Methods: A total of 33 patients with YOPD (18 patients, median age 32.5 years, range, 20–40 years) and rLOPD (15 patients, median age 58.0 years, range, 56.0–67.0 years) underwent STN-DBS between May 2000 and May 2008. We divided the patients into YOPD and rLOPD as the age of disease onset. The median follow-up period was 43 months (range, 12–95 months). We assessed Hoehn and Yahr stages, activities of daily living, and Unified Parkinson's Disease Rating Scale (UPDRS) motor scales (III) for all patients preoperatively and at six months postoperatively. We measured levodopa equivalent doses (LEDD) and stimulation parameters preoperatively, six months postoperatively, and 12 months postoperatively.
Results: There were no significant differences in UPDRS motor scales between two groups at preoperative and six-month postoperative drug off/stim on, but UPDRS III was lower in rLOPD at six-month postoperative drug on/stim on state. A significant difference was noted in the improvement of UPDRS III between two groups for preoperative drug off and drug on conditions, but no difference was seen between two groups in a comparison of drug off/stim on vs. drug on/stim on conditions. Stimulation parameters and postoperative LEDD were not different between the two groups. Preoperative dyskinesia was more common in YOPD patients and, psychotic problems were more common in rLOPD patients.

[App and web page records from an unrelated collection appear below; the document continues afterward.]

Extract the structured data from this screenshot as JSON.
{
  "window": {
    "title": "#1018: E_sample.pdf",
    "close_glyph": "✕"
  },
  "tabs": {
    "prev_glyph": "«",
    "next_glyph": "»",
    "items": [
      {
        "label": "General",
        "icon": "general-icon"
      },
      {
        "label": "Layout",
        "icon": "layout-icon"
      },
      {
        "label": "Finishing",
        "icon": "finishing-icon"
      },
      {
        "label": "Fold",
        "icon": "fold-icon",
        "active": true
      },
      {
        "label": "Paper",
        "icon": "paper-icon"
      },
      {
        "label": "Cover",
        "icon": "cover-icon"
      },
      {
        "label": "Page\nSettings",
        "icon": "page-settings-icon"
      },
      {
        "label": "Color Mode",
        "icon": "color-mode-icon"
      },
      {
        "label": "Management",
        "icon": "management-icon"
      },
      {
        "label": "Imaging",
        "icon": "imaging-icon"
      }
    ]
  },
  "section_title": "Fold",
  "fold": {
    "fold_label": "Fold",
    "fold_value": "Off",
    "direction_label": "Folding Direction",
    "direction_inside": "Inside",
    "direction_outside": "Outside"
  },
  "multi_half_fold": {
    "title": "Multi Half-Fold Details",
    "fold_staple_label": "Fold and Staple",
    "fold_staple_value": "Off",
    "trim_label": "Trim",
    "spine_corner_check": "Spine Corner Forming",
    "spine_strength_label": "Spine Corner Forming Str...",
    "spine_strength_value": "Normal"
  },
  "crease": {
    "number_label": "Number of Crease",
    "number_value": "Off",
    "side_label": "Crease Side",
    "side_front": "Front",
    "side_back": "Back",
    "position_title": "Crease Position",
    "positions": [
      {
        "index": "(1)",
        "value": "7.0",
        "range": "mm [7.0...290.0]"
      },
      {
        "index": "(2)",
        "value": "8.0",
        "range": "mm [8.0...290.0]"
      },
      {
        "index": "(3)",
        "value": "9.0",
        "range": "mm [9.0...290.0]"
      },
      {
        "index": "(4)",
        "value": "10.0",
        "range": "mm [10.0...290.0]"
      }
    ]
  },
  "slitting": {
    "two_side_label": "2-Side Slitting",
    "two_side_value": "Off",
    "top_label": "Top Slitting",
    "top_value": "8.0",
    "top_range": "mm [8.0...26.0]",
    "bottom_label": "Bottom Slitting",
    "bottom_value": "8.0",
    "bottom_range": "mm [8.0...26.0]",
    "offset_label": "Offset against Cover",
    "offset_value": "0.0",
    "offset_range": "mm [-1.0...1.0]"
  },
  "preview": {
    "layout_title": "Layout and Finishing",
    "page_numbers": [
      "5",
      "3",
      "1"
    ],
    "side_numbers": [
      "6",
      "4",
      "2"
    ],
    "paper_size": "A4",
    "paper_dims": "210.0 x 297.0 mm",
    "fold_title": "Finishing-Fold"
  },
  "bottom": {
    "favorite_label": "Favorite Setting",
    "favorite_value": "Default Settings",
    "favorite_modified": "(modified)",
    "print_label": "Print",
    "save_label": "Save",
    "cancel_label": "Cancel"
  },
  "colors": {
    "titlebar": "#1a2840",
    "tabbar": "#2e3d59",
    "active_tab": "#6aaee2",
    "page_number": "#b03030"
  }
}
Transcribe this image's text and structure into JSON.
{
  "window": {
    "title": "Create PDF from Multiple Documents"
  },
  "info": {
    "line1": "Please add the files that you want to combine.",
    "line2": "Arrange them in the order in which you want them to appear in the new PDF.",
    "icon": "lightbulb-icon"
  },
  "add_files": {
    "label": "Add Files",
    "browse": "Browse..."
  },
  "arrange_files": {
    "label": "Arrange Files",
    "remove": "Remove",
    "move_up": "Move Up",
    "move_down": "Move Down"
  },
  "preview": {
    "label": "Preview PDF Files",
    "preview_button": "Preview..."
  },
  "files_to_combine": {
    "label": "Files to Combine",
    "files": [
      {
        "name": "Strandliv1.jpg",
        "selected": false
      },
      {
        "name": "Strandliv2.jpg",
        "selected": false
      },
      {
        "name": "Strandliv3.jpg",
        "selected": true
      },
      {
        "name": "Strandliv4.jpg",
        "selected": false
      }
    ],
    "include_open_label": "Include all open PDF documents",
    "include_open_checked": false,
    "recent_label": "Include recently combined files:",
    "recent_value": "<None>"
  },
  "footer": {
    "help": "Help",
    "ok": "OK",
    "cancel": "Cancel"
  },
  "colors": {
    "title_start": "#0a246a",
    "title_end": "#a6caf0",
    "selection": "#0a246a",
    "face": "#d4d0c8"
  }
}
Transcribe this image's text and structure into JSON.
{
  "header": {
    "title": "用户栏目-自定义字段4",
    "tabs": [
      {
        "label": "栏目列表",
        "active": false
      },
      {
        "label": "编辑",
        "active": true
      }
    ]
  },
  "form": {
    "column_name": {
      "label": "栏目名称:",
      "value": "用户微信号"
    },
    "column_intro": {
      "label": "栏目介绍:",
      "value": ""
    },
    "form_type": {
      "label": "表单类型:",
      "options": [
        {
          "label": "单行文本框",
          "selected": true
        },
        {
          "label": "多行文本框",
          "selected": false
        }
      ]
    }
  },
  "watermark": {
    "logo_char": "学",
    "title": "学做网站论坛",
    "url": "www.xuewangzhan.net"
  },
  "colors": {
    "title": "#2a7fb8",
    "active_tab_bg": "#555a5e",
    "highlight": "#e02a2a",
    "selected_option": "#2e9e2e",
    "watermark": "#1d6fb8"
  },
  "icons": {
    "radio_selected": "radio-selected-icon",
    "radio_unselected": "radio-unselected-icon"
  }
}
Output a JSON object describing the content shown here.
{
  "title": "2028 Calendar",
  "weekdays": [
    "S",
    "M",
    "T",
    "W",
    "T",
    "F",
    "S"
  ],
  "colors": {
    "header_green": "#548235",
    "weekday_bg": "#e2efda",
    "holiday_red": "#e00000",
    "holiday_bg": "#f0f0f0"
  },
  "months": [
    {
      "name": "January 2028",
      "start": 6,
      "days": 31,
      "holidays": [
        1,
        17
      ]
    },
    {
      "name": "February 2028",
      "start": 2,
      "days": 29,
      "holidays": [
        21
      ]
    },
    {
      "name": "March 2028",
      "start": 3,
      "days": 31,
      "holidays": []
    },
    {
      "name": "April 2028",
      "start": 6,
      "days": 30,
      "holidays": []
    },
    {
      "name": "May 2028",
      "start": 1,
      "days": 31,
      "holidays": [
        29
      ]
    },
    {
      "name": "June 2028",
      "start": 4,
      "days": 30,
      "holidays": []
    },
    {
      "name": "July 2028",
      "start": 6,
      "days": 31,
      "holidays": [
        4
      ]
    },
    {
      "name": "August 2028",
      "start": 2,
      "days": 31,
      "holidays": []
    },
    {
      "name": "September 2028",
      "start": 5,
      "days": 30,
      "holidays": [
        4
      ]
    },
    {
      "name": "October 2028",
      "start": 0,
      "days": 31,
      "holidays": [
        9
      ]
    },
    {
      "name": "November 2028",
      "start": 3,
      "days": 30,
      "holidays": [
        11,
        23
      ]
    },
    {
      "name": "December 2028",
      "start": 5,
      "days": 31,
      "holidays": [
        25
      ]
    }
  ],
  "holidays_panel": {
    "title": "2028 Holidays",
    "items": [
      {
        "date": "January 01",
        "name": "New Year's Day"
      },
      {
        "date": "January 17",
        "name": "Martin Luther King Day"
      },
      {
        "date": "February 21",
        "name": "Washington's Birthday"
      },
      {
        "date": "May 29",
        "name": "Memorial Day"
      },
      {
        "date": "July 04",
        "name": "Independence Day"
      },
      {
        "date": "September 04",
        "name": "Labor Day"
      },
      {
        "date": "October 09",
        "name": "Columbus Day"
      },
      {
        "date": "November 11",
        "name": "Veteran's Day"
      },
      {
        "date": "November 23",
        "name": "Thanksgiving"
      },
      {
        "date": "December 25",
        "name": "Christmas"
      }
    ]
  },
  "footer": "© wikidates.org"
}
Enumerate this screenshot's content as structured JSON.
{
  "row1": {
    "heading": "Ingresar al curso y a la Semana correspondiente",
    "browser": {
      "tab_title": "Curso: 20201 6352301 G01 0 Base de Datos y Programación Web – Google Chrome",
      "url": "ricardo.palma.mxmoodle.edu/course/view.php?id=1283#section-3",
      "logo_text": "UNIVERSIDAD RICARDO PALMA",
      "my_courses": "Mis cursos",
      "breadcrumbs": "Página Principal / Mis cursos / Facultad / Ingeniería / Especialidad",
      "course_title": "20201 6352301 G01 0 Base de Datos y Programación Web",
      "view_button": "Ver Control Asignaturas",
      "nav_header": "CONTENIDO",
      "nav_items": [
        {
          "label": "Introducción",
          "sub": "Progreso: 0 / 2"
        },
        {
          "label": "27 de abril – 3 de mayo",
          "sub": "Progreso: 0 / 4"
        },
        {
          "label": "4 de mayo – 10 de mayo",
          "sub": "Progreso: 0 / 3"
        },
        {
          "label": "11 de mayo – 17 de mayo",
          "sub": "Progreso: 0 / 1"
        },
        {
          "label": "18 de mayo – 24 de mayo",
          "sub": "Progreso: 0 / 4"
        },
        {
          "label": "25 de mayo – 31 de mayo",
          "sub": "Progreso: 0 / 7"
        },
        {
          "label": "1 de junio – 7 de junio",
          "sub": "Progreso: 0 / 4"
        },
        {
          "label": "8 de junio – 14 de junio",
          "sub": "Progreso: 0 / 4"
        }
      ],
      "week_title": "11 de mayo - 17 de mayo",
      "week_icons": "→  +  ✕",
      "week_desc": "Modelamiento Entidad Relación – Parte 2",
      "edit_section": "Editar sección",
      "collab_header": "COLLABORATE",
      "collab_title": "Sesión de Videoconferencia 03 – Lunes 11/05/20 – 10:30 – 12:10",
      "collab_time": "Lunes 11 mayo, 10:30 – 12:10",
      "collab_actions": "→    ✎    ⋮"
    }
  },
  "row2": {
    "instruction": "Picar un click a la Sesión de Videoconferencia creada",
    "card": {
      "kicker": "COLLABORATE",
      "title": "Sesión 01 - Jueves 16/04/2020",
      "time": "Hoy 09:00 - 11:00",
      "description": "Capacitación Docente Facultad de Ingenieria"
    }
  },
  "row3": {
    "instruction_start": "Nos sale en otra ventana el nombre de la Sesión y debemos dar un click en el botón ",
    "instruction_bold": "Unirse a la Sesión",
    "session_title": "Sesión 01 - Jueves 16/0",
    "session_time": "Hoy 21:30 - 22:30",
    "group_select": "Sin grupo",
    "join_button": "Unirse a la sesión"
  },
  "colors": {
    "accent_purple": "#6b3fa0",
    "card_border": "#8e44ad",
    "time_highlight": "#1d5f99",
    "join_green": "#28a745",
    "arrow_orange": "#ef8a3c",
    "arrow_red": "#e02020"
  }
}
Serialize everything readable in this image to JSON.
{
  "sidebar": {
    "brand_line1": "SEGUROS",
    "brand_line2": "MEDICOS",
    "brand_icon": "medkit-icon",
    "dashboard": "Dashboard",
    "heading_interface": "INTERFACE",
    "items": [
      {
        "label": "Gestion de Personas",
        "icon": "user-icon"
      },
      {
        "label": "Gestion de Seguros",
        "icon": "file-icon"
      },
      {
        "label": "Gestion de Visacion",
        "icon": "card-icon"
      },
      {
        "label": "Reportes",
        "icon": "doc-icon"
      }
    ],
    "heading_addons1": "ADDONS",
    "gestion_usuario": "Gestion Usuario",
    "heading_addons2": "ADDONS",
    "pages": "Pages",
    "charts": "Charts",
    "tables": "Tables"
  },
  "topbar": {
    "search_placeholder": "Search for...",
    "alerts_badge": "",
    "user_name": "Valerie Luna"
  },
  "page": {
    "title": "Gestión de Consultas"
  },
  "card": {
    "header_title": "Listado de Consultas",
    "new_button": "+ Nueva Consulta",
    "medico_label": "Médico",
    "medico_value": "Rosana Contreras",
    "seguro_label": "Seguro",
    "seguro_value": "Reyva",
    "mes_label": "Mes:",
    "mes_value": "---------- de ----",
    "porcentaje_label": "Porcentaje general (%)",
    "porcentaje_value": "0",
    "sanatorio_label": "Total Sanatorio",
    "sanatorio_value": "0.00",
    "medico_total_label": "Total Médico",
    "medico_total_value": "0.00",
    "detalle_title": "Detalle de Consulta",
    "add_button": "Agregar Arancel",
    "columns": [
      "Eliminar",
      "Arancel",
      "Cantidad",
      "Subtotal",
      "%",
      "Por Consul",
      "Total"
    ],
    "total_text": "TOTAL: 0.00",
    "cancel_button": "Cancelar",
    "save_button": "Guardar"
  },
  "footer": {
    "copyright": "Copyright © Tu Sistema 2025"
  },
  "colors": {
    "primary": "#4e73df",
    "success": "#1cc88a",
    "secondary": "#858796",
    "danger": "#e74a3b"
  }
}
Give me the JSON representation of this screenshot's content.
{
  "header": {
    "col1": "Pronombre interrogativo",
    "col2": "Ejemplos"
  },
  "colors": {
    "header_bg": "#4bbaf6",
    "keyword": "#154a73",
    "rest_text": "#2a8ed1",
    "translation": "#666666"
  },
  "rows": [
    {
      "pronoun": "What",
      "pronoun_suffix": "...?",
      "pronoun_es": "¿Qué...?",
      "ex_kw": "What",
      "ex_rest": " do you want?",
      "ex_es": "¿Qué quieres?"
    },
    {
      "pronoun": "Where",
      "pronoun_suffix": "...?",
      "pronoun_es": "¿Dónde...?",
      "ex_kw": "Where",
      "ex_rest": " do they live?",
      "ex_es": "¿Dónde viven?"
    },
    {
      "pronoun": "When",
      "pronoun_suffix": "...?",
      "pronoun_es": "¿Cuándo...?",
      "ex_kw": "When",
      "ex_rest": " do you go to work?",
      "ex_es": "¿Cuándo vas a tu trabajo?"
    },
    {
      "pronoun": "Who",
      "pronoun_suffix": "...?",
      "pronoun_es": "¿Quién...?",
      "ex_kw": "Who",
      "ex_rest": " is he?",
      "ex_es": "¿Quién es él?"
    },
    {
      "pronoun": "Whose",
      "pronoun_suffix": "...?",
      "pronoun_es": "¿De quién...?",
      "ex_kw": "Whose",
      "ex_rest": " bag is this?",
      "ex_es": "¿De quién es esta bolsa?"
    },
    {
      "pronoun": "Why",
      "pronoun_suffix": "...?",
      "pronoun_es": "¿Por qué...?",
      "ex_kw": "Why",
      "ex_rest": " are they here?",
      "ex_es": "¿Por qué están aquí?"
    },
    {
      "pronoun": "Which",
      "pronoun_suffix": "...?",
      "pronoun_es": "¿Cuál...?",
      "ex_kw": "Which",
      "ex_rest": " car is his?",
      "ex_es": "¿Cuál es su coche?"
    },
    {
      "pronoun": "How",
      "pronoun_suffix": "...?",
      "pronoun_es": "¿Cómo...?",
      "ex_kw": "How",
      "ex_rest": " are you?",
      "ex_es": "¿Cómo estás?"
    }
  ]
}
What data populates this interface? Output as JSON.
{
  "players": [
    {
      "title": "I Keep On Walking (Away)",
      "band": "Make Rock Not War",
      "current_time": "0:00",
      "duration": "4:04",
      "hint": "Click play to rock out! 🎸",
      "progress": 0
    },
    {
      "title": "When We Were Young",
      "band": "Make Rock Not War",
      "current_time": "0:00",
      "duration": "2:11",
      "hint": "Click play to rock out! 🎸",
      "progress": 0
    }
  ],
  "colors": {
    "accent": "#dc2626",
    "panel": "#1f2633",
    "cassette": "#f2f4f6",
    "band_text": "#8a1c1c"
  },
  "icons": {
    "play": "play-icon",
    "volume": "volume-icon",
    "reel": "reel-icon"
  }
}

Conclusions: Patients with YOPD and rLOPD exhibited comparable UPDRS motor scores and LEDD six months postoperatively. Levodopa could be prescribed at optimum doses following STN-DBS in patients with YOPD as abnormal movements are better controlled following STN-DBS implantation. Stimulation parameters were not different between the two groups. Our results suggest the age of onset does not influence response to STN-DBS Parkinson's disease patients.